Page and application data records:
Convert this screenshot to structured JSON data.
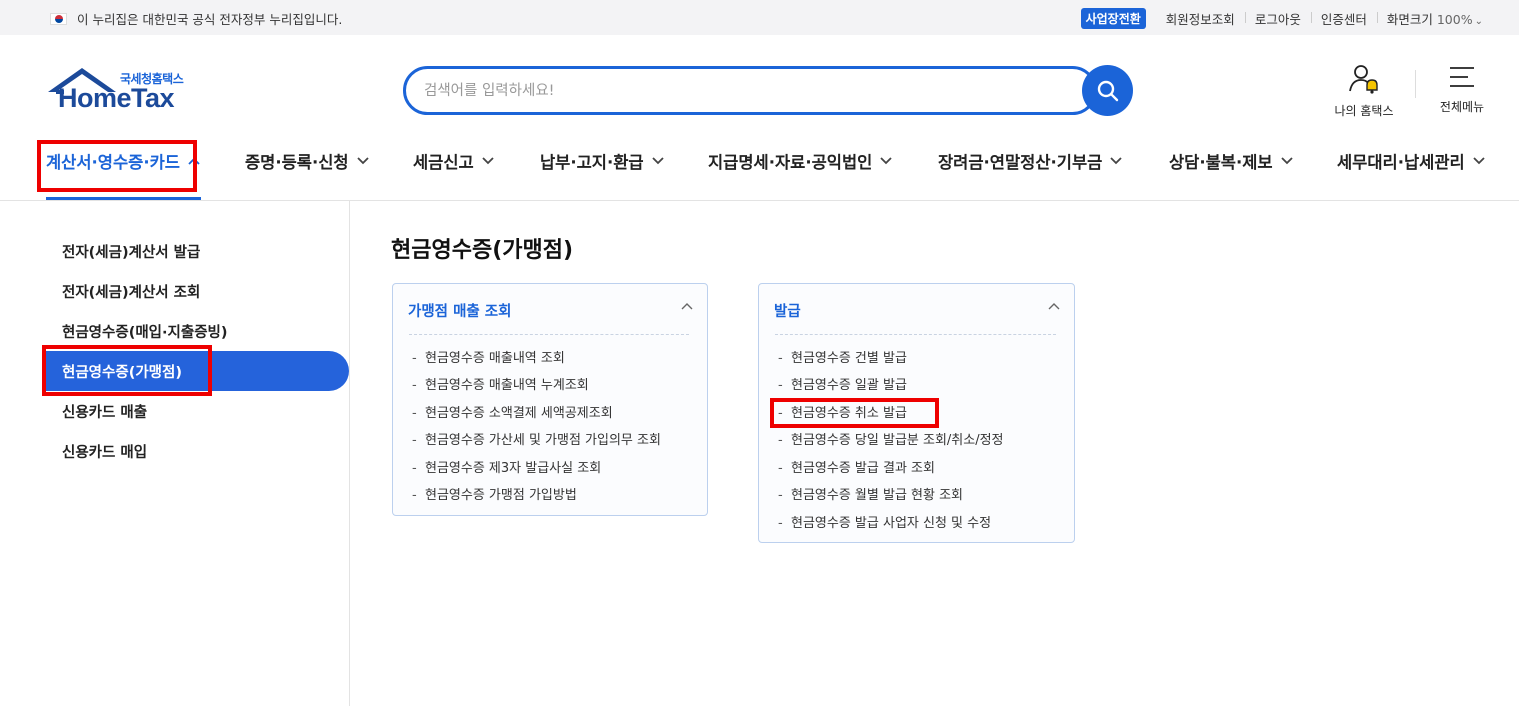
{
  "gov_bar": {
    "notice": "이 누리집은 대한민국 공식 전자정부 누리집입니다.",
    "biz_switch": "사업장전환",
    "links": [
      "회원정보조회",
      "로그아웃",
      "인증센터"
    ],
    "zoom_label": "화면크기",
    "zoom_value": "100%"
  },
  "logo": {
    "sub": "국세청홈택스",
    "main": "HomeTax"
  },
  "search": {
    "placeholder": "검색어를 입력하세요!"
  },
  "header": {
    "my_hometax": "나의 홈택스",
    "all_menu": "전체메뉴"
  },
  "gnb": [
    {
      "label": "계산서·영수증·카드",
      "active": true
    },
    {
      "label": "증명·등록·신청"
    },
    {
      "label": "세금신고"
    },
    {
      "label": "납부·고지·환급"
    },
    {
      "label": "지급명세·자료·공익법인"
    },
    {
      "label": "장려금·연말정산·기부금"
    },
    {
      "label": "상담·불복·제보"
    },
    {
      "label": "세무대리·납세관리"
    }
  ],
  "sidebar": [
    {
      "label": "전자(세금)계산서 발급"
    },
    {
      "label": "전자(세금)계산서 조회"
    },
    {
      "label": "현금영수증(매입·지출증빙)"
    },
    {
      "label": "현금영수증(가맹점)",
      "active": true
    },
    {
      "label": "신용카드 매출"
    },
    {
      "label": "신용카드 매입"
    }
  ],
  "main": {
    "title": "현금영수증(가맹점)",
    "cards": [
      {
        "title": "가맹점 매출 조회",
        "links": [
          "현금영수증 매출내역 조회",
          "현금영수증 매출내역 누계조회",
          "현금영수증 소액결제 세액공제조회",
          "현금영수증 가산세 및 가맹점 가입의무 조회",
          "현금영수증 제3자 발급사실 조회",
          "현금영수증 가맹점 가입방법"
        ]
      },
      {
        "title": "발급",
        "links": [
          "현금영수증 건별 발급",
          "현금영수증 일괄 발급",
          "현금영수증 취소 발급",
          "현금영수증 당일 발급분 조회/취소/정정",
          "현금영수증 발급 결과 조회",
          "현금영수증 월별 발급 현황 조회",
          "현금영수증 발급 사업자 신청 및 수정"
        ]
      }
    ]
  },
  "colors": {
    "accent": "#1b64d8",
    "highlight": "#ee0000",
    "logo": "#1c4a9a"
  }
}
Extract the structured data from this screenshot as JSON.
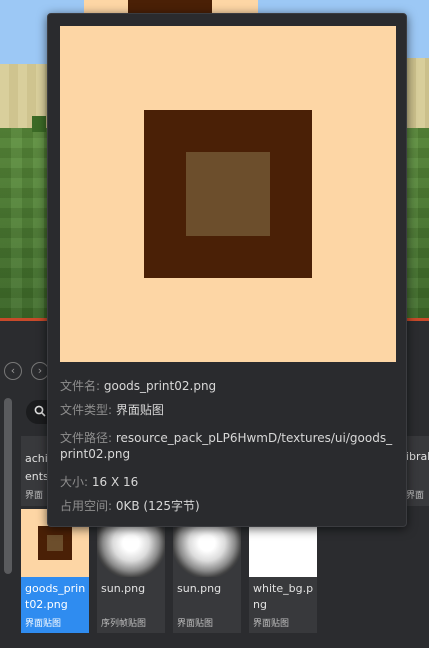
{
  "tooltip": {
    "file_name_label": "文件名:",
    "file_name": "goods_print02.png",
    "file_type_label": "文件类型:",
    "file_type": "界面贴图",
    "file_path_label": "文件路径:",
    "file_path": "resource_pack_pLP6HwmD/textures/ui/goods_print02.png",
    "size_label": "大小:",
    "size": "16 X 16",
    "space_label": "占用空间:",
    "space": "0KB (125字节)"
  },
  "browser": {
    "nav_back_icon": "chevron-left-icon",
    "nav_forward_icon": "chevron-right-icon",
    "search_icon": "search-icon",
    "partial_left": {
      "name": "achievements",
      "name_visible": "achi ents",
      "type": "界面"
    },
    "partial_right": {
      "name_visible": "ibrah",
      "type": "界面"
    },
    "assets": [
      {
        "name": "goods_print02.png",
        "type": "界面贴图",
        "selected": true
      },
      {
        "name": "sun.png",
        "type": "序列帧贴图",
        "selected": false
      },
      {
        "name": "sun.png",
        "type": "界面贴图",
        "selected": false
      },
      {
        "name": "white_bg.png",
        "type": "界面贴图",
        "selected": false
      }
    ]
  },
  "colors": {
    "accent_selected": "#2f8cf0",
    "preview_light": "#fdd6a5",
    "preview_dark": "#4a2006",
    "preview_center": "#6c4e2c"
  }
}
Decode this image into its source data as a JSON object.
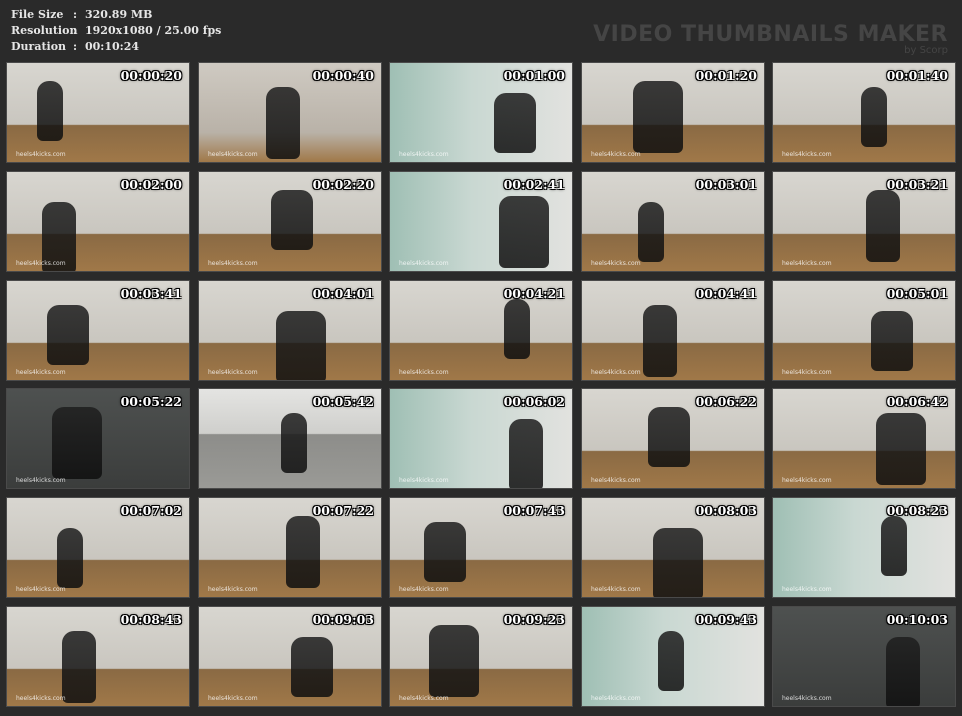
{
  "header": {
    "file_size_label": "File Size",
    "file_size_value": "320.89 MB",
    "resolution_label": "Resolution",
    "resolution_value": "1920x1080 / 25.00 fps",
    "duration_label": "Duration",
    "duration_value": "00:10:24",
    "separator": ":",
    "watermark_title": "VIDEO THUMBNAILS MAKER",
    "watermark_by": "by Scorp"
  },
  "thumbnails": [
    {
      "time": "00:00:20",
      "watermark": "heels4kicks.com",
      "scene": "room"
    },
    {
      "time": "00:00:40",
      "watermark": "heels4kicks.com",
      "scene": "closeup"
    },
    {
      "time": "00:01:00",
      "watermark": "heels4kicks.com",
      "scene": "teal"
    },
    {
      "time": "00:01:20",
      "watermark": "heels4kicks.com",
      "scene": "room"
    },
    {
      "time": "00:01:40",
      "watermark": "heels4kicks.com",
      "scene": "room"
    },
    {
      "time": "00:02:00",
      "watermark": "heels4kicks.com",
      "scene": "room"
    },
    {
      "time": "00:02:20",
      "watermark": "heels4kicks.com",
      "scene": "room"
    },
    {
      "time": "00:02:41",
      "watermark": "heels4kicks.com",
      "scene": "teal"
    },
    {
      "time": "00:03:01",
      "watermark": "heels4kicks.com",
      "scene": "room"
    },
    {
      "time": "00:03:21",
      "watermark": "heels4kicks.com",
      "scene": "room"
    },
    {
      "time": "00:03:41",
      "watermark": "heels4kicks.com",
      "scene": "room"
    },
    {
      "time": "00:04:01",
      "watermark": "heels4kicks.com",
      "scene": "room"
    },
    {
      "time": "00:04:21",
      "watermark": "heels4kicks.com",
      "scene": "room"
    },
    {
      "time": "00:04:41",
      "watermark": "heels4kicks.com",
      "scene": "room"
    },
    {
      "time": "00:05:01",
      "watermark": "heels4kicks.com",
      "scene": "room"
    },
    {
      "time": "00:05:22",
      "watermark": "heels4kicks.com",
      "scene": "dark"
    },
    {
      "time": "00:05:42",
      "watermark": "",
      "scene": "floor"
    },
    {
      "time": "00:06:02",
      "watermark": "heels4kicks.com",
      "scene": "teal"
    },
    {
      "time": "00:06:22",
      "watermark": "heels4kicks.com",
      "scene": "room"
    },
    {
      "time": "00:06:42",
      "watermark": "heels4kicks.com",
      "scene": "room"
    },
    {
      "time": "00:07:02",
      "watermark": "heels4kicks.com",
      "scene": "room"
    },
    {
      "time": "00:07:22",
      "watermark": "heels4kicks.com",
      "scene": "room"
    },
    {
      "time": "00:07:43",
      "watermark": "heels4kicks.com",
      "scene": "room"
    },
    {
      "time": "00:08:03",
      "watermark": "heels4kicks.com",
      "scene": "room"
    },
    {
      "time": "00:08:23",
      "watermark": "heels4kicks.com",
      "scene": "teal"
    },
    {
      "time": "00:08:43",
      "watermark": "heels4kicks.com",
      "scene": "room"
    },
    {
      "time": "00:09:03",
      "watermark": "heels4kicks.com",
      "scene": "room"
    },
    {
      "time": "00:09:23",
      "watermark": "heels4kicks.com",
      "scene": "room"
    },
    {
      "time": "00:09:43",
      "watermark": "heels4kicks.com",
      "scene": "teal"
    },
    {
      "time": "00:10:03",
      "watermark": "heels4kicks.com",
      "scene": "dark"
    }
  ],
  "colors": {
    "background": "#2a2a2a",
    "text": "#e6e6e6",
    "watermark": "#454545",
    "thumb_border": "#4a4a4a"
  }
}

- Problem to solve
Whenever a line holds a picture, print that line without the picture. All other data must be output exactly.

- Output
Convert this screenshot to structured JSON data.
{
  "gov_bar": {
    "notice": "이 누리집은 대한민국 공식 전자정부 누리집입니다.",
    "biz_switch": "사업장전환",
    "links": [
      "회원정보조회",
      "로그아웃",
      "인증센터"
    ],
    "zoom_label": "화면크기",
    "zoom_value": "100%"
  },
  "logo": {
    "sub": "국세청홈택스",
    "main": "HomeTax"
  },
  "search": {
    "placeholder": "검색어를 입력하세요!"
  },
  "header": {
    "my_hometax": "나의 홈택스",
    "all_menu": "전체메뉴"
  },
  "gnb": [
    {
      "label": "계산서·영수증·카드",
      "active": true
    },
    {
      "label": "증명·등록·신청"
    },
    {
      "label": "세금신고"
    },
    {
      "label": "납부·고지·환급"
    },
    {
      "label": "지급명세·자료·공익법인"
    },
    {
      "label": "장려금·연말정산·기부금"
    },
    {
      "label": "상담·불복·제보"
    },
    {
      "label": "세무대리·납세관리"
    }
  ],
  "sidebar": [
    {
      "label": "전자(세금)계산서 발급"
    },
    {
      "label": "전자(세금)계산서 조회"
    },
    {
      "label": "현금영수증(매입·지출증빙)"
    },
    {
      "label": "현금영수증(가맹점)",
      "active": true
    },
    {
      "label": "신용카드 매출"
    },
    {
      "label": "신용카드 매입"
    }
  ],
  "main": {
    "title": "현금영수증(가맹점)",
    "cards": [
      {
        "title": "가맹점 매출 조회",
        "links": [
          "현금영수증 매출내역 조회",
          "현금영수증 매출내역 누계조회",
          "현금영수증 소액결제 세액공제조회",
          "현금영수증 가산세 및 가맹점 가입의무 조회",
          "현금영수증 제3자 발급사실 조회",
          "현금영수증 가맹점 가입방법"
        ]
      },
      {
        "title": "발급",
        "links": [
          "현금영수증 건별 발급",
          "현금영수증 일괄 발급",
          "현금영수증 취소 발급",
          "현금영수증 당일 발급분 조회/취소/정정",
          "현금영수증 발급 결과 조회",
          "현금영수증 월별 발급 현황 조회",
          "현금영수증 발급 사업자 신청 및 수정"
        ]
      }
    ]
  },
  "colors": {
    "accent": "#1b64d8",
    "highlight": "#ee0000",
    "logo": "#1c4a9a"
  }
}
Extract the structured data from this screenshot as JSON.
{
  "tooltip": {
    "file_name_label": "文件名:",
    "file_name": "goods_print02.png",
    "file_type_label": "文件类型:",
    "file_type": "界面贴图",
    "file_path_label": "文件路径:",
    "file_path": "resource_pack_pLP6HwmD/textures/ui/goods_print02.png",
    "size_label": "大小:",
    "size": "16 X 16",
    "space_label": "占用空间:",
    "space": "0KB (125字节)"
  },
  "browser": {
    "nav_back_icon": "chevron-left-icon",
    "nav_forward_icon": "chevron-right-icon",
    "search_icon": "search-icon",
    "partial_left": {
      "name": "achievements",
      "name_visible": "achi ents",
      "type": "界面"
    },
    "partial_right": {
      "name_visible": "ibrah",
      "type": "界面"
    },
    "assets": [
      {
        "name": "goods_print02.png",
        "type": "界面贴图",
        "selected": true
      },
      {
        "name": "sun.png",
        "type": "序列帧贴图",
        "selected": false
      },
      {
        "name": "sun.png",
        "type": "界面贴图",
        "selected": false
      },
      {
        "name": "white_bg.png",
        "type": "界面贴图",
        "selected": false
      }
    ]
  },
  "colors": {
    "accent_selected": "#2f8cf0",
    "preview_light": "#fdd6a5",
    "preview_dark": "#4a2006",
    "preview_center": "#6c4e2c"
  }
}
Decode this image into its source data as a JSON object.
{
  "header": {
    "file_size_label": "File Size",
    "file_size_value": "320.89 MB",
    "resolution_label": "Resolution",
    "resolution_value": "1920x1080 / 25.00 fps",
    "duration_label": "Duration",
    "duration_value": "00:10:24",
    "separator": ":",
    "watermark_title": "VIDEO THUMBNAILS MAKER",
    "watermark_by": "by Scorp"
  },
  "thumbnails": [
    {
      "time": "00:00:20",
      "watermark": "heels4kicks.com",
      "scene": "room"
    },
    {
      "time": "00:00:40",
      "watermark": "heels4kicks.com",
      "scene": "closeup"
    },
    {
      "time": "00:01:00",
      "watermark": "heels4kicks.com",
      "scene": "teal"
    },
    {
      "time": "00:01:20",
      "watermark": "heels4kicks.com",
      "scene": "room"
    },
    {
      "time": "00:01:40",
      "watermark": "heels4kicks.com",
      "scene": "room"
    },
    {
      "time": "00:02:00",
      "watermark": "heels4kicks.com",
      "scene": "room"
    },
    {
      "time": "00:02:20",
      "watermark": "heels4kicks.com",
      "scene": "room"
    },
    {
      "time": "00:02:41",
      "watermark": "heels4kicks.com",
      "scene": "teal"
    },
    {
      "time": "00:03:01",
      "watermark": "heels4kicks.com",
      "scene": "room"
    },
    {
      "time": "00:03:21",
      "watermark": "heels4kicks.com",
      "scene": "room"
    },
    {
      "time": "00:03:41",
      "watermark": "heels4kicks.com",
      "scene": "room"
    },
    {
      "time": "00:04:01",
      "watermark": "heels4kicks.com",
      "scene": "room"
    },
    {
      "time": "00:04:21",
      "watermark": "heels4kicks.com",
      "scene": "room"
    },
    {
      "time": "00:04:41",
      "watermark": "heels4kicks.com",
      "scene": "room"
    },
    {
      "time": "00:05:01",
      "watermark": "heels4kicks.com",
      "scene": "room"
    },
    {
      "time": "00:05:22",
      "watermark": "heels4kicks.com",
      "scene": "dark"
    },
    {
      "time": "00:05:42",
      "watermark": "",
      "scene": "floor"
    },
    {
      "time": "00:06:02",
      "watermark": "heels4kicks.com",
      "scene": "teal"
    },
    {
      "time": "00:06:22",
      "watermark": "heels4kicks.com",
      "scene": "room"
    },
    {
      "time": "00:06:42",
      "watermark": "heels4kicks.com",
      "scene": "room"
    },
    {
      "time": "00:07:02",
      "watermark": "heels4kicks.com",
      "scene": "room"
    },
    {
      "time": "00:07:22",
      "watermark": "heels4kicks.com",
      "scene": "room"
    },
    {
      "time": "00:07:43",
      "watermark": "heels4kicks.com",
      "scene": "room"
    },
    {
      "time": "00:08:03",
      "watermark": "heels4kicks.com",
      "scene": "room"
    },
    {
      "time": "00:08:23",
      "watermark": "heels4kicks.com",
      "scene": "teal"
    },
    {
      "time": "00:08:43",
      "watermark": "heels4kicks.com",
      "scene": "room"
    },
    {
      "time": "00:09:03",
      "watermark": "heels4kicks.com",
      "scene": "room"
    },
    {
      "time": "00:09:23",
      "watermark": "heels4kicks.com",
      "scene": "room"
    },
    {
      "time": "00:09:43",
      "watermark": "heels4kicks.com",
      "scene": "teal"
    },
    {
      "time": "00:10:03",
      "watermark": "heels4kicks.com",
      "scene": "dark"
    }
  ],
  "colors": {
    "background": "#2a2a2a",
    "text": "#e6e6e6",
    "watermark": "#454545",
    "thumb_border": "#4a4a4a"
  }
}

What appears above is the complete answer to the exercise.